===== Provided entries =====

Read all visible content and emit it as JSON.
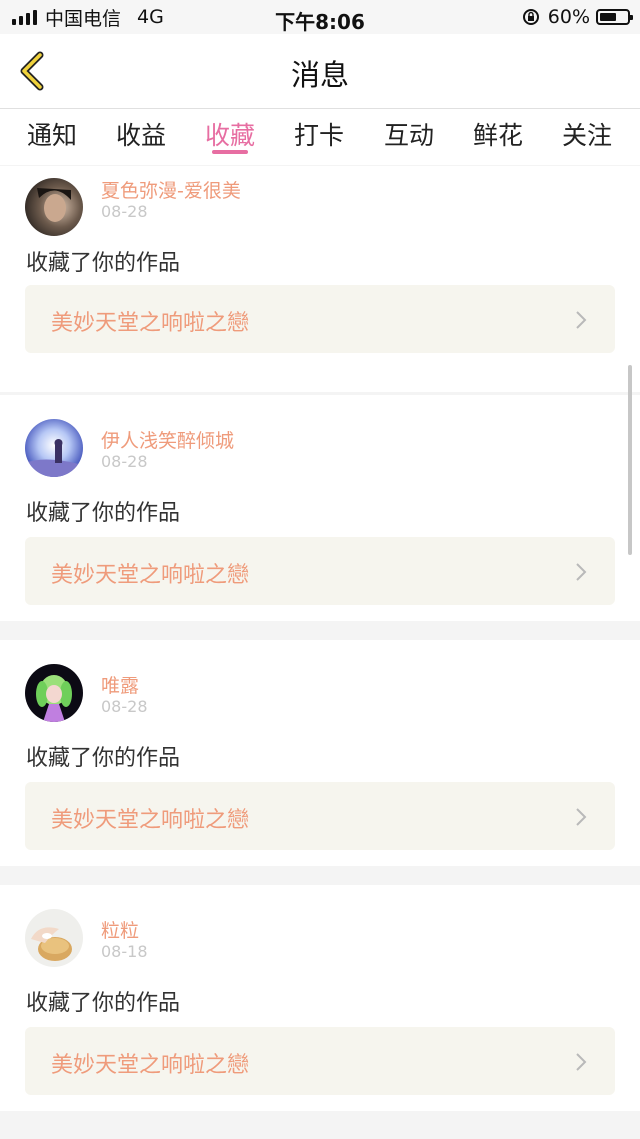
{
  "status_bar": {
    "carrier": "中国电信",
    "network": "4G",
    "time": "下午8:06",
    "battery": "60%",
    "battery_level": 0.6
  },
  "nav": {
    "title": "消息",
    "back_icon": "chevron-left-icon"
  },
  "tabs": [
    {
      "label": "通知",
      "active": false
    },
    {
      "label": "收益",
      "active": false
    },
    {
      "label": "收藏",
      "active": true
    },
    {
      "label": "打卡",
      "active": false
    },
    {
      "label": "互动",
      "active": false
    },
    {
      "label": "鲜花",
      "active": false
    },
    {
      "label": "关注",
      "active": false
    }
  ],
  "colors": {
    "accent": "#e76ea2",
    "name": "#ef9b7b",
    "work_bg": "#f6f5ee"
  },
  "messages": [
    {
      "user": "夏色弥漫-爱很美",
      "date": "08-28",
      "action": "收藏了你的作品",
      "work_title": "美妙天堂之响啦之戀"
    },
    {
      "user": "伊人浅笑醉倾城",
      "date": "08-28",
      "action": "收藏了你的作品",
      "work_title": "美妙天堂之响啦之戀"
    },
    {
      "user": "唯露",
      "date": "08-28",
      "action": "收藏了你的作品",
      "work_title": "美妙天堂之响啦之戀"
    },
    {
      "user": "粒粒",
      "date": "08-18",
      "action": "收藏了你的作品",
      "work_title": "美妙天堂之响啦之戀"
    }
  ]
}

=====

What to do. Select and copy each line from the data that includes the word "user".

Written solution.
      "user": "夏色弥漫-爱很美",
      "user": "伊人浅笑醉倾城",
      "user": "唯露",
      "user": "粒粒",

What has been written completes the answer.